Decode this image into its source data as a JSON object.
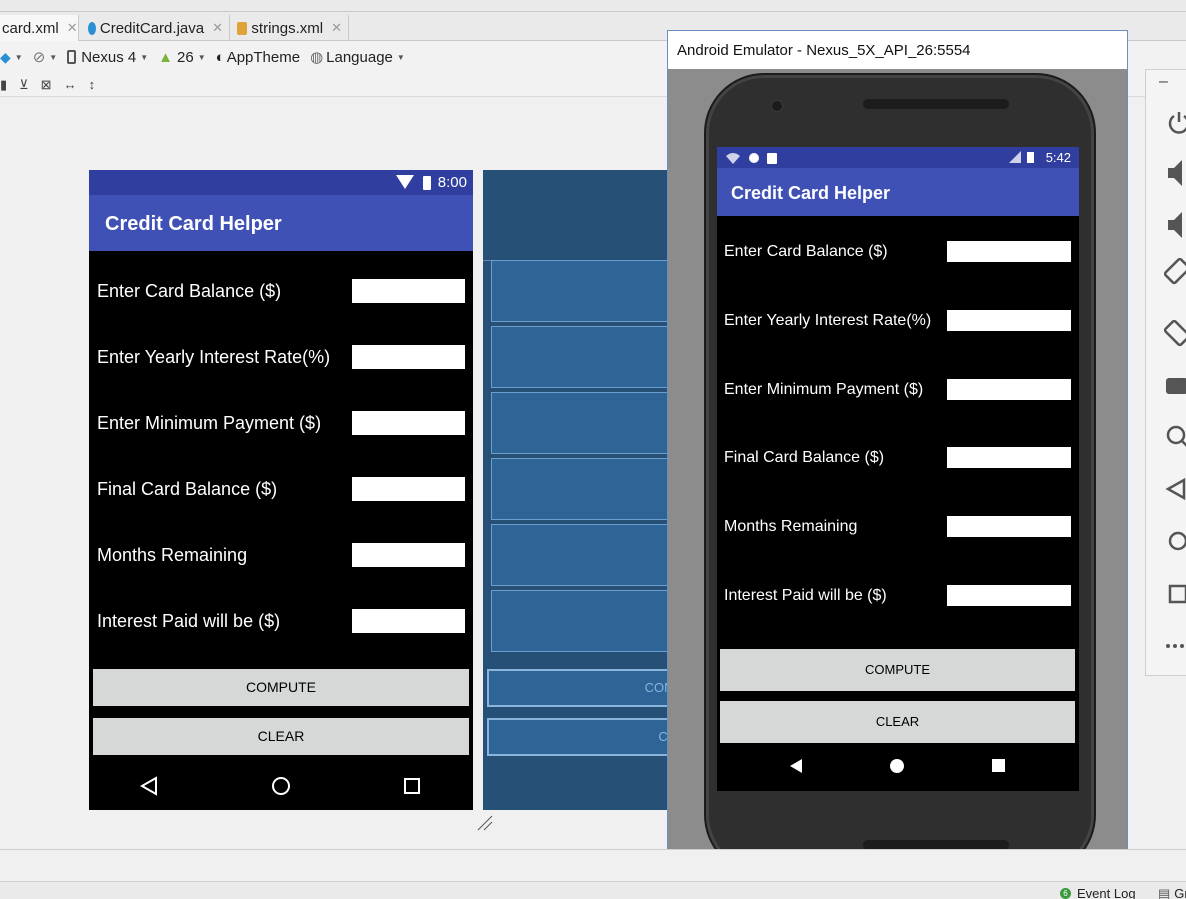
{
  "tabs": [
    {
      "label": "card.xml",
      "active": true,
      "icon": "xml-file-icon"
    },
    {
      "label": "CreditCard.java",
      "active": false,
      "icon": "java-class-icon"
    },
    {
      "label": "strings.xml",
      "active": false,
      "icon": "xml-file-icon"
    }
  ],
  "toolbar": {
    "device": "Nexus 4",
    "api": "26",
    "theme": "AppTheme",
    "language": "Language"
  },
  "preview": {
    "time": "8:00",
    "app_title": "Credit Card Helper",
    "fields": [
      "Enter Card Balance ($)",
      "Enter Yearly Interest Rate(%)",
      "Enter Minimum Payment ($)",
      "Final Card Balance ($)",
      "Months Remaining",
      "Interest Paid will be ($)"
    ],
    "compute_label": "COMPUTE",
    "clear_label": "CLEAR"
  },
  "blueprint": {
    "compute_fragment": "COM",
    "clear_fragment": "CL"
  },
  "emulator": {
    "window_title": "Android Emulator - Nexus_5X_API_26:5554",
    "time": "5:42",
    "app_title": "Credit Card Helper",
    "fields": [
      "Enter Card Balance ($)",
      "Enter Yearly Interest Rate(%)",
      "Enter Minimum Payment ($)",
      "Final Card Balance ($)",
      "Months Remaining",
      "Interest Paid will be ($)"
    ],
    "compute_label": "COMPUTE",
    "clear_label": "CLEAR"
  },
  "statusbar": {
    "event_log_count": "6",
    "event_log_label": "Event Log",
    "gradle_label": "Gr"
  },
  "colors": {
    "primary": "#3f51b5",
    "primary_dark": "#303f9f",
    "button_gray": "#d6d7d7",
    "blueprint_bg": "#265076"
  }
}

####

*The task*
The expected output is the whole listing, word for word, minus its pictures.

*Expected answer*
Decode this image into its source data as a JSON object.
{
  "tabs": [
    {
      "label": "card.xml",
      "active": true,
      "icon": "xml-file-icon"
    },
    {
      "label": "CreditCard.java",
      "active": false,
      "icon": "java-class-icon"
    },
    {
      "label": "strings.xml",
      "active": false,
      "icon": "xml-file-icon"
    }
  ],
  "toolbar": {
    "device": "Nexus 4",
    "api": "26",
    "theme": "AppTheme",
    "language": "Language"
  },
  "preview": {
    "time": "8:00",
    "app_title": "Credit Card Helper",
    "fields": [
      "Enter Card Balance ($)",
      "Enter Yearly Interest Rate(%)",
      "Enter Minimum Payment ($)",
      "Final Card Balance ($)",
      "Months Remaining",
      "Interest Paid will be ($)"
    ],
    "compute_label": "COMPUTE",
    "clear_label": "CLEAR"
  },
  "blueprint": {
    "compute_fragment": "COM",
    "clear_fragment": "CL"
  },
  "emulator": {
    "window_title": "Android Emulator - Nexus_5X_API_26:5554",
    "time": "5:42",
    "app_title": "Credit Card Helper",
    "fields": [
      "Enter Card Balance ($)",
      "Enter Yearly Interest Rate(%)",
      "Enter Minimum Payment ($)",
      "Final Card Balance ($)",
      "Months Remaining",
      "Interest Paid will be ($)"
    ],
    "compute_label": "COMPUTE",
    "clear_label": "CLEAR"
  },
  "statusbar": {
    "event_log_count": "6",
    "event_log_label": "Event Log",
    "gradle_label": "Gr"
  },
  "colors": {
    "primary": "#3f51b5",
    "primary_dark": "#303f9f",
    "button_gray": "#d6d7d7",
    "blueprint_bg": "#265076"
  }
}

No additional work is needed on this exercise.